On the other hand, Relationship Managers need to recalibrate their definition of success. No high-flying announcements or press releases of new transactions, allegedly groundbreaking, game-changing, mind-blowing, etc. This language is mainly deceiving. The focus should shift from the initial thrill of loan disbursement to the goal of the borrower’s successful repayment and the fulfillment of the loan’s intended impact. It’s about running the full marathon, not just reveling in the excitement of the starting gun.

Financial Institutions are shifting their business models towards a more customer-centric and risk-sensitive approach. The goal is no longer to just “sell loans” but rather to solve a client’s problems and accompanying its growth. This will require significantly higher risk awareness in the first line of defense, combined with a much leaner second line.

It also requires a much stronger team approach. In team sports, you often need an offense and a defense. In the most successful teams, you can see the offense contributing to defending and the defense scoring goals as well. No team will be successful if the players just stick to their positions.

Embracing this team spirit requires a deep understanding of the actual value addition that banking services bring to the customers. Throughout my career, I’ve witnessed and been part of this dynamic interplay, and I’ve seen firsthand the fruits of successful collaboration. It calls for mindful leadership and stakeholders who truly understand how conscious risk-taking differentiates itself from short-term gambling.

If your team is yet to embrace this ethos, perhaps it’s time you led the charge.
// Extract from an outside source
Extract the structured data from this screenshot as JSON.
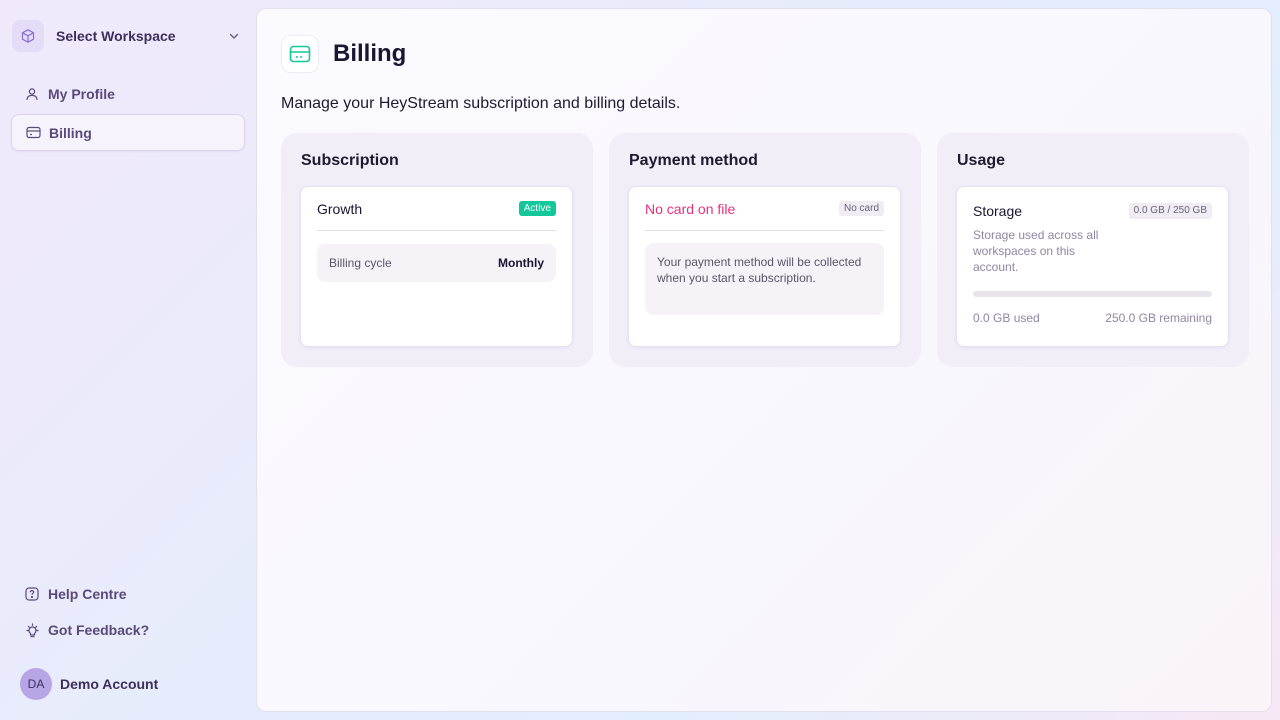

After all, change begins with a single step, or in this case, a shift in perspective.

Leave a Reply